Preserve History at Independence Park
William C. Kashatus
November 17, 1995
“Philadelphia is a pleasant city with a rich history,” wrote Nathaniel Willis in the Nov. 21, 1831, issue of the United States Gazette. “Everything is well-conditioned and cared for. If any fault could be found it would be that of too much regularity and too nice precision.”
Too bad Willis isn’t still around to serve as a city planner. He might be able to temper the current obsession with regularity and precision in the plans for Independence Mall. Perhaps then, the National Park Service (NPS) and the city planners would allow Philadelphia’s history to sell itself instead of compromising it with glitzy new buildings.
In her work, Independence: The Creation of a National Park, Constance Greiff suggests that the quest for regularity and precision has haunted Independence National Historical Park since its creation in 1951. The original park design was essentially the brainchild of the NPS and a committee composed of then-city planner Edmund Bacon, leading citizens and preservationists. Their objective was “to create an open park which captured the ambience of 18th century Philadelphia in the midst of a modern city.” Their thinking was shaped by “the wish to impose order on a grand scale.”
Most of the buildings that had no significance to Philadelphia’s 18th century history were demolished and malls were established north and east of Independence Mall so that the remaining historic structures could be displayed like individual gems in a green oasis of lawns and trees.

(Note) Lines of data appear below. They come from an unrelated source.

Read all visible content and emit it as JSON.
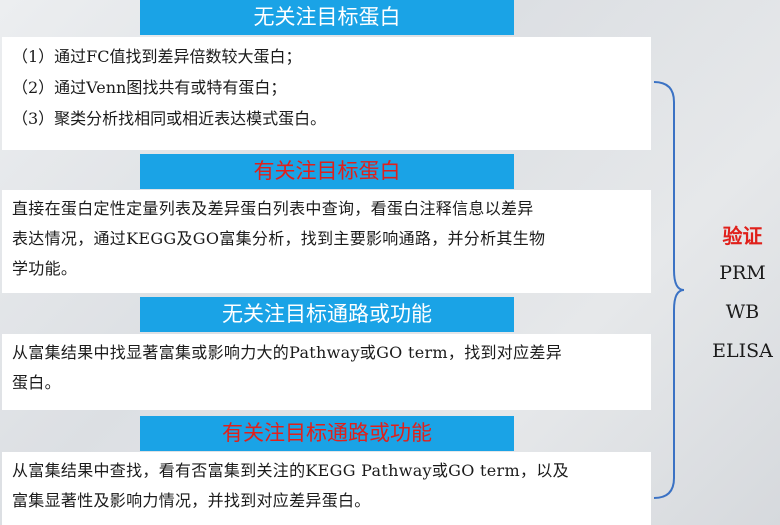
{
  "sections": [
    {
      "title": "无关注目标蛋白",
      "title_color": "#ffffff",
      "lines": [
        "（1）通过FC值找到差异倍数较大蛋白；",
        "（2）通过Venn图找共有或特有蛋白；",
        "（3）聚类分析找相同或相近表达模式蛋白。"
      ]
    },
    {
      "title": "有关注目标蛋白",
      "title_color": "#e0201b",
      "lines": [
        "直接在蛋白定性定量列表及差异蛋白列表中查询，看蛋白注释信息以差异",
        "表达情况，通过KEGG及GO富集分析，找到主要影响通路，并分析其生物",
        "学功能。"
      ]
    },
    {
      "title": "无关注目标通路或功能",
      "title_color": "#ffffff",
      "lines": [
        "从富集结果中找显著富集或影响力大的Pathway或GO  term，找到对应差异",
        "蛋白。"
      ]
    },
    {
      "title": "有关注目标通路或功能",
      "title_color": "#e0201b",
      "lines": [
        "从富集结果中查找，看有否富集到关注的KEGG  Pathway或GO  term，以及",
        "富集显著性及影响力情况，并找到对应差异蛋白。"
      ]
    }
  ],
  "verify": {
    "label": "验证",
    "methods": [
      "PRM",
      "WB",
      "ELISA"
    ]
  }
}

Reconstruction was generally accepted as long as it served the purposes of interpretation and the documentation of the historic appearance of the building was adequate.
But regularity and precision came at a price. Much of the city’s historic fabric was destroyed by demolishing 19th-century buildings in order to create an artificial vision of 18th-century Philadelphia. While the major historical structures that comprise the park today were handled with care, the general design compromised the historical integrity of the city itself.
Hopefully the current generation of planners will benefit from the successes as well as the failures of their predecessors. While the wholesale demolition of historic structures is not a part of either the NPS or city plan to redesign Independence Mall – nor would it be permitted under the National Historic Preservation Act or the National Environmental Act – both proposals seem to contradict the original design of creating an open park in favor of ”appropriately placed” and expensive new buildings.
The city’s ambitious design to turn the three-block mall north of Independence Hall into a world-class tourist attraction complete with a $175 million National Constitution Center is based on the hope that it will generate significant revenue from outside the city and offset Philadelphia’s declining manufacturing base. While the NPS plan differs in the location and scale of the new buildings to be constructed on the mall, it understands the city’s need to sell its history. That is why it’s more modest plan also includes a National Constitution Center as well as a new visitors’ center and a new pavilion for the Liberty Bell. But even this plan will cost upward of $33 million.
Having interpreted the history of Independence Park for many summers, I question whether that money will be well spent. My experience tells me that most visitors only come to see three sites – the Liberty Bell, Independence Hall and Congress Hall. Their visit to historic Philadelphia is over after three hours not because there is little else to see, but because the city’s other historic sites are not well marketed or preserved and because entertainment, dining, lodging and shopping are less expensive outside of the city. Not surprisingly, Reading, Lancaster and, to a lesser degree, King of Prussia inherit Philadelphia’s tourist dollars.
A new Constitution center or an elaborate new visitors’ center will not improve the situation, regardless of their size or location. What is needed is a more meaningful use of the historic structures that already exist and affordable accommodations so that tourists can remain in Philadelphia longer than a few hours.
Why not establish a Constitution center at the First Bank of the United States? Such a site would not only be more cost-effective but also more meaningful than a brand-new, multi-million-dollar building. After all, the Constitution was actually tested there during George Washington’s administration, something that could only serve to inspire those who would visit it. If not there, why not the Second Bank of the United States? The constitutional history made there during Andrew Jackson’s administration should warrant similar consideration.
The millions saved by such a move could easily be invested in historical preservation on the west side of the city. The Fairmount Waterworks, Eastern State Penitentiary and the site of the 1876 Centennial Exhibit are all examples of Philadelphia’s unique 19th century urban history that have been sorely neglected, in spite of the national interest they once commanded.
In many respects, these sites have greater potential to generate revenue than Independence Park because of their proximity to other tourist attractions like the Art Museum and the Franklin Institute. Besides, we seem to forget that while history has always served as the initial drawing card for visitors, significant revenue is only realized by keeping them in the city long enough to shop, enjoy a concert, or take in a ball game.
In other words, the NPS and the city would do better to let Philadelphia’s history – indeed, the nation’s history – sell itself instead of looking for a quick fix that may turn out to be a financial bust. We must continue to draw from the inherent assets of our past rather than losing them amid the fireworks, parades and glitz of more fashionable and expensive buildings.